* [TASK ITEM]:
The records below are to be reproduced exactly, and no picture should appear in the copy.

___ PROVIDED MATERIAL ___

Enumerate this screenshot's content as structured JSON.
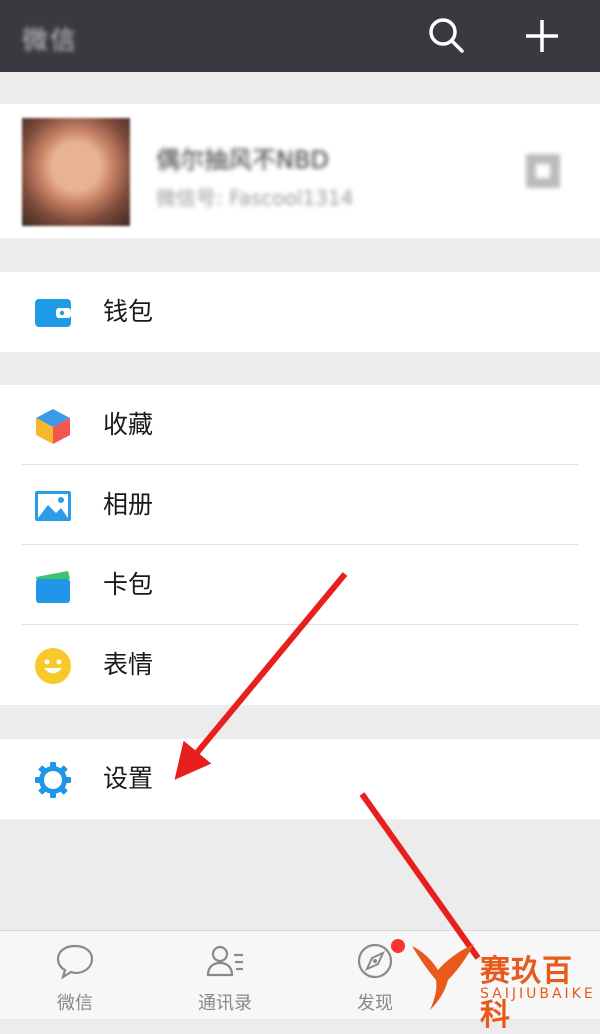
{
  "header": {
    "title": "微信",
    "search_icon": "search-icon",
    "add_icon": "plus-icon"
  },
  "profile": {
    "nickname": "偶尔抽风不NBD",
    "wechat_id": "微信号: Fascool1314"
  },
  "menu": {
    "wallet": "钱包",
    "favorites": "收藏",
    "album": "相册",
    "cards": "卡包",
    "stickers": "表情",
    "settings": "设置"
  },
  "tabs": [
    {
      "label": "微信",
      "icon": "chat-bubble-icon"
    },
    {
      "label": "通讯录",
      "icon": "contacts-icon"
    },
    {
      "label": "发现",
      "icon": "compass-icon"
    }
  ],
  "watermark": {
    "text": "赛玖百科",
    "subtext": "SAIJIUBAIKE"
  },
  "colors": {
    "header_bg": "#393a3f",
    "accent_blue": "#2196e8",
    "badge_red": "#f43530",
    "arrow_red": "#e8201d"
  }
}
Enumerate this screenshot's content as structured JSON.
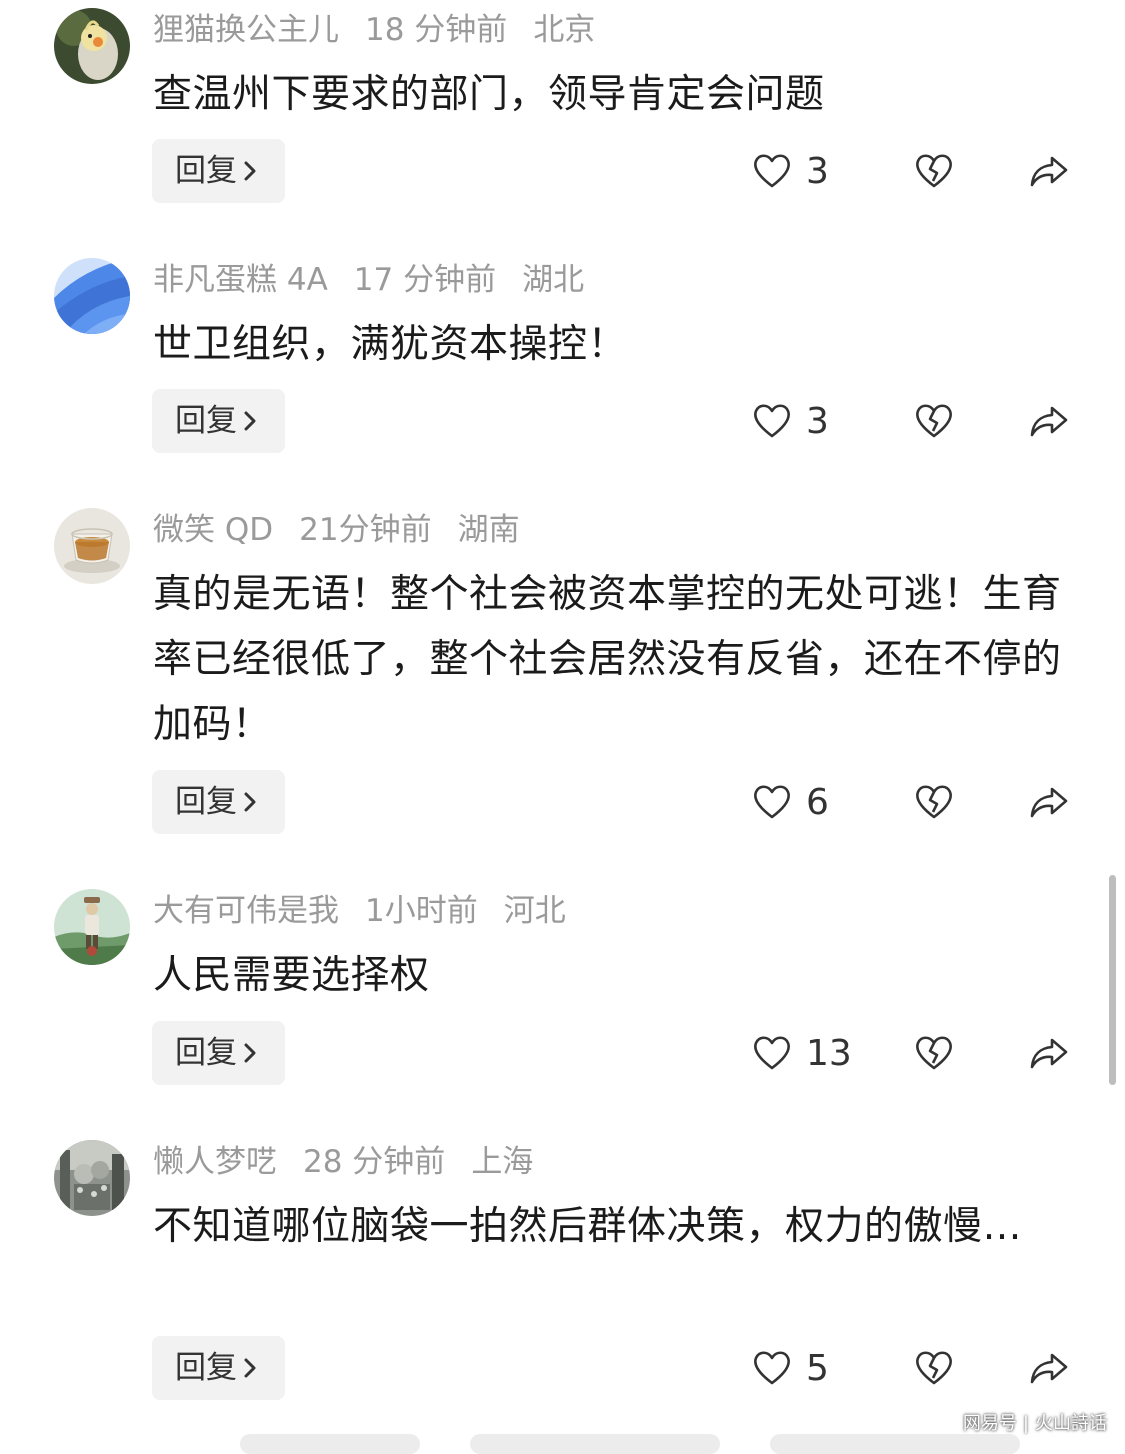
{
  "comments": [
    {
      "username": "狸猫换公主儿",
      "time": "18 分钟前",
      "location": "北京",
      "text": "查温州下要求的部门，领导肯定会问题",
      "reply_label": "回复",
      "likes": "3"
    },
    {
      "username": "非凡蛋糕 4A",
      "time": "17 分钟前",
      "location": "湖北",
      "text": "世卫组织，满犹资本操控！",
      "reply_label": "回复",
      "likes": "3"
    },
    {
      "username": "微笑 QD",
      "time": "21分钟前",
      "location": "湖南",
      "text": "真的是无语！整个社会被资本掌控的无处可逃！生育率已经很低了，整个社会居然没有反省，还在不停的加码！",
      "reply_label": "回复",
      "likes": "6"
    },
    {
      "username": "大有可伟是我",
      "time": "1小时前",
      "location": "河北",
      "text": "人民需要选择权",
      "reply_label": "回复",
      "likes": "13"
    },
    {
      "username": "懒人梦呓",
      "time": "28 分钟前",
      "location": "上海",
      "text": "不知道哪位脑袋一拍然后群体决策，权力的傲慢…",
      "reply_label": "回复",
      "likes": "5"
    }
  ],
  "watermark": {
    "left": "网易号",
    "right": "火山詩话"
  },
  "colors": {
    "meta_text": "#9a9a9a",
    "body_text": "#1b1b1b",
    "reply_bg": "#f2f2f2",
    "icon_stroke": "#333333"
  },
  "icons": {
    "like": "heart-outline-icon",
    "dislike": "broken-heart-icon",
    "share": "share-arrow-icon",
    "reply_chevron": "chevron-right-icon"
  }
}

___

* [RESULT FOR THIS TASK]:
Enumerate this screenshot's content as structured JSON.
{
  "header": {
    "title": "微信",
    "search_icon": "search-icon",
    "add_icon": "plus-icon"
  },
  "profile": {
    "nickname": "偶尔抽风不NBD",
    "wechat_id": "微信号: Fascool1314"
  },
  "menu": {
    "wallet": "钱包",
    "favorites": "收藏",
    "album": "相册",
    "cards": "卡包",
    "stickers": "表情",
    "settings": "设置"
  },
  "tabs": [
    {
      "label": "微信",
      "icon": "chat-bubble-icon"
    },
    {
      "label": "通讯录",
      "icon": "contacts-icon"
    },
    {
      "label": "发现",
      "icon": "compass-icon"
    }
  ],
  "watermark": {
    "text": "赛玖百科",
    "subtext": "SAIJIUBAIKE"
  },
  "colors": {
    "header_bg": "#393a3f",
    "accent_blue": "#2196e8",
    "badge_red": "#f43530",
    "arrow_red": "#e8201d"
  }
}
Enumerate this screenshot's content as structured JSON.
{
  "comments": [
    {
      "username": "狸猫换公主儿",
      "time": "18 分钟前",
      "location": "北京",
      "text": "查温州下要求的部门，领导肯定会问题",
      "reply_label": "回复",
      "likes": "3"
    },
    {
      "username": "非凡蛋糕 4A",
      "time": "17 分钟前",
      "location": "湖北",
      "text": "世卫组织，满犹资本操控！",
      "reply_label": "回复",
      "likes": "3"
    },
    {
      "username": "微笑 QD",
      "time": "21分钟前",
      "location": "湖南",
      "text": "真的是无语！整个社会被资本掌控的无处可逃！生育率已经很低了，整个社会居然没有反省，还在不停的加码！",
      "reply_label": "回复",
      "likes": "6"
    },
    {
      "username": "大有可伟是我",
      "time": "1小时前",
      "location": "河北",
      "text": "人民需要选择权",
      "reply_label": "回复",
      "likes": "13"
    },
    {
      "username": "懒人梦呓",
      "time": "28 分钟前",
      "location": "上海",
      "text": "不知道哪位脑袋一拍然后群体决策，权力的傲慢…",
      "reply_label": "回复",
      "likes": "5"
    }
  ],
  "watermark": {
    "left": "网易号",
    "right": "火山詩话"
  },
  "colors": {
    "meta_text": "#9a9a9a",
    "body_text": "#1b1b1b",
    "reply_bg": "#f2f2f2",
    "icon_stroke": "#333333"
  },
  "icons": {
    "like": "heart-outline-icon",
    "dislike": "broken-heart-icon",
    "share": "share-arrow-icon",
    "reply_chevron": "chevron-right-icon"
  }
}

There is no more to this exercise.